My original idea was to provide people with information about wholesale and retail food service that sale mislabeled fish, until proper legislation will be enacted and enforced. I believe that today’s unique ability to share information across the world can help pressure the seafood industry. If consumers knew which wholesale and retail food service sale mislabeled fish, they can stop buying seafood from them. In turn those wholesale and retail food service will stop purchasing mislabeled fish from distributors. Then distributors will stop buying mislabeled fish from the processors, and so on. I truly believe that the power of our dollar can help us pressure the industry to stop the seafood fraud and eventually help save our oceans.
In order to provide people with this knowledge I wished to create a rating system for grocery stores, restaurants and sushi venues in New York City according to their % of fish mislabeling. My initial idea was to base this rating system on Oceana’s 2012 DNA testing results, which found that 39 % of the 142 seafood samples in New York City area collected, were mislabeled, according to the FDA guidelines.
I started designing a map based mobile application (similarly to Yelp), which will make this rating system accessible.
At the same time I reached out to Oceana asking to receive their 2012 DNA testing results for New York City area. Unfortunately due to liability concerns they we’re not able to share the information with me.
I realized I had to find another way to check the differences between fish species without a DNA testing them. With the help of my professor, Peter Terezakis, I researched the possibilities of chemical tests or visible physical differences that I would be able to look for on my own. We reached out to DR. Bart Ziegler, a toxicologists who confirmed my concern that in order properly differentiate between fish species I need a proper lab.
I couldn’t find any proven method other than DNA testing to differentiate between fish species and thought I had to change course. However, during my search for methods to test fish species I found about The Better Seafood Board (BSB). They are members of the National Fisheries Institute that have pledge to eradicate economic fraud in the seafood industry by “not selling seafood that is short in weight or count, that has the wrong name, or that has been transshipped from one country to another to circumvent duties and tariffs.”
The BSB also “provides a mechanism for industry’s partners in the supply chain to report suppliers committing economic fraud.” The BSB contains more than 140 members in different levels of the supply chain, from fishers to retail service provider and even restaurants, who all have one goal in mind – to maintain consumer trust in seafood.
I decided to change my approach and instead of singling out wholesale and retail food service who sale mislabeled seafood, to note brands of manufacturers who guarantee to not selling seafood that has the wrong name.
I researched manufacturers in the BSB members list to find out the brands under which they sale seafood, and created a searchable seafood brands database. The database is accessible online at Fisy.nyc.

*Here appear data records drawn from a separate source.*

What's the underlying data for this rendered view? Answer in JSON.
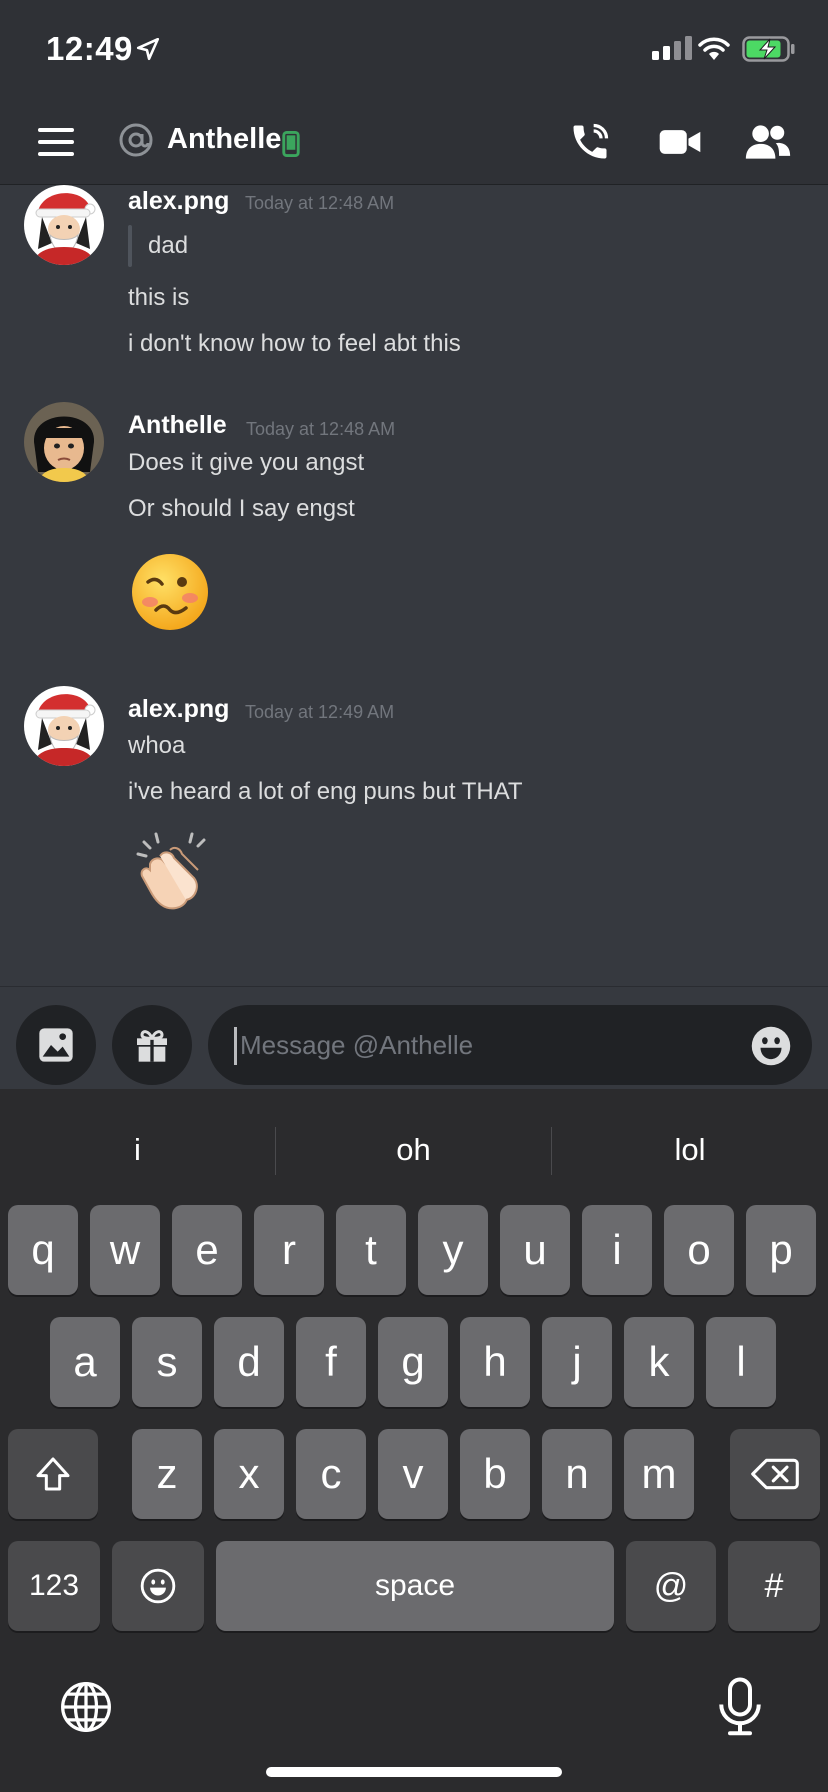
{
  "status_bar": {
    "time": "12:49"
  },
  "header": {
    "name": "Anthelle"
  },
  "messages": [
    {
      "author": "alex.png",
      "timestamp": "Today at 12:48 AM",
      "quote": "dad",
      "lines": [
        "this is",
        "i don't know how to feel abt this"
      ]
    },
    {
      "author": "Anthelle",
      "timestamp": "Today at 12:48 AM",
      "lines": [
        "Does it give you angst",
        "Or should I say engst"
      ],
      "emoji": "woozy-face"
    },
    {
      "author": "alex.png",
      "timestamp": "Today at 12:49 AM",
      "lines": [
        "whoa",
        "i've heard a lot of eng puns but THAT"
      ],
      "emoji": "clapping-hands"
    }
  ],
  "input": {
    "placeholder": "Message @Anthelle"
  },
  "keyboard": {
    "suggestions": [
      "i",
      "oh",
      "lol"
    ],
    "row1": [
      "q",
      "w",
      "e",
      "r",
      "t",
      "y",
      "u",
      "i",
      "o",
      "p"
    ],
    "row2": [
      "a",
      "s",
      "d",
      "f",
      "g",
      "h",
      "j",
      "k",
      "l"
    ],
    "row3": [
      "z",
      "x",
      "c",
      "v",
      "b",
      "n",
      "m"
    ],
    "numbers_label": "123",
    "space_label": "space",
    "at_label": "@",
    "hash_label": "#"
  },
  "colors": {
    "background": "#36393f",
    "header": "#2f3136",
    "online_mobile": "#3ba55d",
    "battery_charge": "#4cd964"
  },
  "icons": [
    "location-arrow-icon",
    "signal-icon",
    "wifi-icon",
    "battery-icon",
    "hamburger-icon",
    "at-icon",
    "mobile-status-icon",
    "call-icon",
    "video-icon",
    "members-icon",
    "image-icon",
    "gift-icon",
    "emoji-icon",
    "shift-icon",
    "backspace-icon",
    "emoji-key-icon",
    "globe-icon",
    "microphone-icon"
  ]
}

Fishy.nyc is a user-friendly, easy to use website (with a mobile adaptability), where consumers can find if the seafood brands they are purchasing are accurately labeled.
I started promoting my site via social media and encouraged visitors to leave comments and give feedback so it can constantly improve and develop. I hope the site will become a tool consumers use whenever they purchase seafood at the market or choose a seafood restaurant to dine at. Moreover, I hope the database will continue to grow as more seafood industry’s members will decide to join the BSB after realizing that consumers support and give their dollars to those who do not mislabel their products.
By making small changes in our seafood consumption habits we can make a big difference on the seafood industry and eventually help save our seas!